Web page and app entries
.....

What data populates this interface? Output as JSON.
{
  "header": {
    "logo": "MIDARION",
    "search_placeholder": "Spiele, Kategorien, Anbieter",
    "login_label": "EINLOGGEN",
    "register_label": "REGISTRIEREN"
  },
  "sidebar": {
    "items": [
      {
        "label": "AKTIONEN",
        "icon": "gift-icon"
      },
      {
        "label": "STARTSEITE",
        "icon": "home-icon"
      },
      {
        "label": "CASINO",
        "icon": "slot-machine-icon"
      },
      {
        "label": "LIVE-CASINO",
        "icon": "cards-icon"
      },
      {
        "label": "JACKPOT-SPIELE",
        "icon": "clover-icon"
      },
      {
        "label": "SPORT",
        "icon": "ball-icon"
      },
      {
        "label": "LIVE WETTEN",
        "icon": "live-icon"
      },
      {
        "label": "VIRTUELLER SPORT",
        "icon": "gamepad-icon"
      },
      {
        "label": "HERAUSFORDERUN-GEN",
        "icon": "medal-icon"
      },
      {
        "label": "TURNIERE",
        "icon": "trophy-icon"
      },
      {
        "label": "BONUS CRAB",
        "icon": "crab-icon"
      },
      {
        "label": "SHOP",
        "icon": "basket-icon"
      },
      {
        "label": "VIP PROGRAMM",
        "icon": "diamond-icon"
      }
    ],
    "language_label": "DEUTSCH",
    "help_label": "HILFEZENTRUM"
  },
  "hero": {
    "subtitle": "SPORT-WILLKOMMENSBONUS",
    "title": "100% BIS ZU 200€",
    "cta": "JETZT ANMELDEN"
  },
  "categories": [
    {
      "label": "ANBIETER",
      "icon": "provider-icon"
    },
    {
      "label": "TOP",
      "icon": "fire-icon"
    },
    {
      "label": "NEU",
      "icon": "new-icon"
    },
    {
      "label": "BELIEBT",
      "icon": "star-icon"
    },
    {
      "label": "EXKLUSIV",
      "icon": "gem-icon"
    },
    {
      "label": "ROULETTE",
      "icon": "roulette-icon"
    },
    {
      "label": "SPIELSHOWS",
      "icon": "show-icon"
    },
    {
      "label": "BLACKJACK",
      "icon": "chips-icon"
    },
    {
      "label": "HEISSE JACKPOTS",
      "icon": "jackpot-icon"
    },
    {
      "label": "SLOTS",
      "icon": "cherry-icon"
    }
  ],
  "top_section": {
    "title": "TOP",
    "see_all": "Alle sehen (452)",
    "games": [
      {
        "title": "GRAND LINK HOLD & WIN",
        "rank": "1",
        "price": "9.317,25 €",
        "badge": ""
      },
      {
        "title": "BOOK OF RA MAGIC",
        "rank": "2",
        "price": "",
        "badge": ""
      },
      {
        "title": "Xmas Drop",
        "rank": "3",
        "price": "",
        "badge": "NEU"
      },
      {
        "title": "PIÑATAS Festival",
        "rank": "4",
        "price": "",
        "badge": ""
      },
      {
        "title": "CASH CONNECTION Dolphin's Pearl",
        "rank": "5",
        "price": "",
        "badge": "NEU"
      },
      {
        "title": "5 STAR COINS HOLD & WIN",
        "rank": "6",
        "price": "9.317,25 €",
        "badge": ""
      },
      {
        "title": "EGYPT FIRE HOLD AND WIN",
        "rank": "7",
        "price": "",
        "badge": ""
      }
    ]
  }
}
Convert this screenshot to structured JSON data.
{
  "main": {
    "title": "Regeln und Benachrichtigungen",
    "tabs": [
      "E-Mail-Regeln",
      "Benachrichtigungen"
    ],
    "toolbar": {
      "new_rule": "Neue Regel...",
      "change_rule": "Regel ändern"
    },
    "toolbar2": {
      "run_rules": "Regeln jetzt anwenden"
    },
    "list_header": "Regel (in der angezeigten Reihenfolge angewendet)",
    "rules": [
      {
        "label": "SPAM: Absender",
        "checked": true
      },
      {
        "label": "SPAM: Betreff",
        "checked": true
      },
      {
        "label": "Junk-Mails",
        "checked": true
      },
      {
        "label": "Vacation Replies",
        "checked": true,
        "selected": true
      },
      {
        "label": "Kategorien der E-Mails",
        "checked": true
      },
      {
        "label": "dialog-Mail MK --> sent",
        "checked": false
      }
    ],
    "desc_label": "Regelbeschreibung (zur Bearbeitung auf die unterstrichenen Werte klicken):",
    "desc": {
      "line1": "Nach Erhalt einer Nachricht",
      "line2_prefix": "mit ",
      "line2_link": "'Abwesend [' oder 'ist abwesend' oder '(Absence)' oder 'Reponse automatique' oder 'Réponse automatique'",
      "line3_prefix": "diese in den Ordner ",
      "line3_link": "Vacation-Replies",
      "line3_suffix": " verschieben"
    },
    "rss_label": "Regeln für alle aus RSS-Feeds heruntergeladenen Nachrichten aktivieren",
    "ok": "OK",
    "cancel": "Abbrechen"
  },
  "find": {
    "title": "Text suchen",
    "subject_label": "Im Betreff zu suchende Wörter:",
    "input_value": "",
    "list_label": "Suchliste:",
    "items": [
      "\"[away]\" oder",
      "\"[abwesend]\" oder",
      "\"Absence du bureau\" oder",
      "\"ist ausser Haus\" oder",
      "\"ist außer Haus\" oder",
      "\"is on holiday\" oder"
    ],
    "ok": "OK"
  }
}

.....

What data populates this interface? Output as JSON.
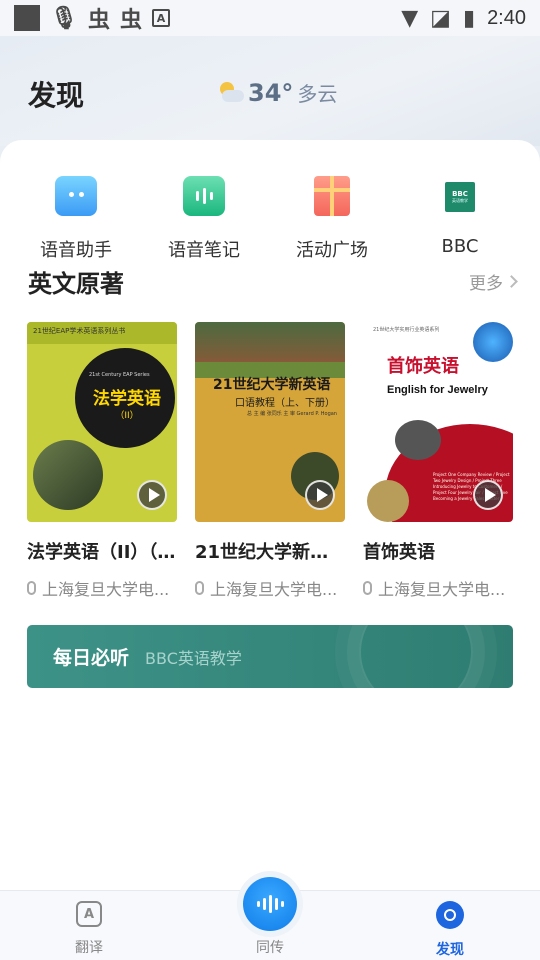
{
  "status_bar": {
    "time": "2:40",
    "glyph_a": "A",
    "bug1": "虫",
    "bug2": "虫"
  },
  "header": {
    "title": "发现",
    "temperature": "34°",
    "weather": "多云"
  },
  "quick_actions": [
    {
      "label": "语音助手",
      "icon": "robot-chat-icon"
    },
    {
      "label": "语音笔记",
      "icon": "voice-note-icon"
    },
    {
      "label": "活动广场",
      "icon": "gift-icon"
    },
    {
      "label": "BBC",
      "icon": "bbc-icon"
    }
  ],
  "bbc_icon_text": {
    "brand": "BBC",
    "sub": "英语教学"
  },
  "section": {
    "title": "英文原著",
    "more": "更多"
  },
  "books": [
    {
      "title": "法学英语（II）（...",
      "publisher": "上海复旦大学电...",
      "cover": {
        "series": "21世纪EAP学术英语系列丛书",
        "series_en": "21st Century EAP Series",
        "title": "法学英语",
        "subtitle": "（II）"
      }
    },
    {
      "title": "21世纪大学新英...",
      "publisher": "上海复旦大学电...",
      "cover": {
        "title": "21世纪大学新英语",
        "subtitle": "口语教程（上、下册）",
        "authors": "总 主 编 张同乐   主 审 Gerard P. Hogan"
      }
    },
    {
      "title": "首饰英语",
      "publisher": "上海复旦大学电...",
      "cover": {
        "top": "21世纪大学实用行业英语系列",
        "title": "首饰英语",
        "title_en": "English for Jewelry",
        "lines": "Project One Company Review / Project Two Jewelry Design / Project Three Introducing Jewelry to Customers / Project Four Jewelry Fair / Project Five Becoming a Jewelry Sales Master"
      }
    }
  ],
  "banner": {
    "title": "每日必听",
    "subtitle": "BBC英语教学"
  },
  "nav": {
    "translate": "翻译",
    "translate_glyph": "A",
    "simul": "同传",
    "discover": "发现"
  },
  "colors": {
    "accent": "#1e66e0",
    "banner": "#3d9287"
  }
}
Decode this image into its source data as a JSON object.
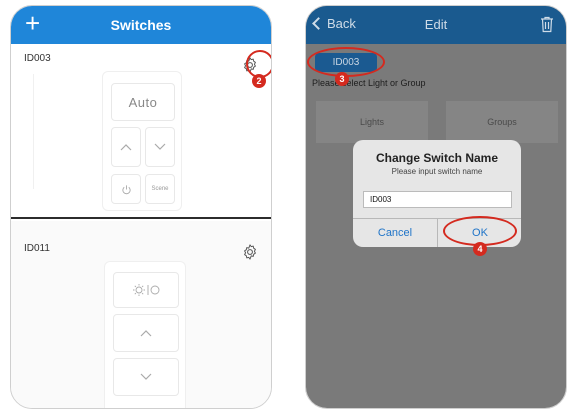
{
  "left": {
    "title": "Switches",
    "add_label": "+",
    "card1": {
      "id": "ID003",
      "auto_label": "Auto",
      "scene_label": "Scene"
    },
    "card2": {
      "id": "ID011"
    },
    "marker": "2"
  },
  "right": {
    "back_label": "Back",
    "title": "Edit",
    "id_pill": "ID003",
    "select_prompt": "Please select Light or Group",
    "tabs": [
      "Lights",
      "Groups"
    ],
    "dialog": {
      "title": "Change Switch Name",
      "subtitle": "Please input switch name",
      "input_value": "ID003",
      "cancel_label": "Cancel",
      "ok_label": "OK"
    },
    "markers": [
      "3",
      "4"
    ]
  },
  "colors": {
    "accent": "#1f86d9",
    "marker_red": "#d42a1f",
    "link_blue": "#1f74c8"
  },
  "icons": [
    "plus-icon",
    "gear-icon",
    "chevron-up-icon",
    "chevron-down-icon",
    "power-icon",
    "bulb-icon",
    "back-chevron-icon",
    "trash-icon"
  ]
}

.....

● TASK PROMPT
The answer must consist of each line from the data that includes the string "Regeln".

● ANSWER SPACE
    "title": "Regeln und Benachrichtigungen",
      "E-Mail-Regeln",
      "run_rules": "Regeln jetzt anwenden"
    "rss_label": "Regeln für alle aus RSS-Feeds heruntergeladenen Nachrichten aktivieren",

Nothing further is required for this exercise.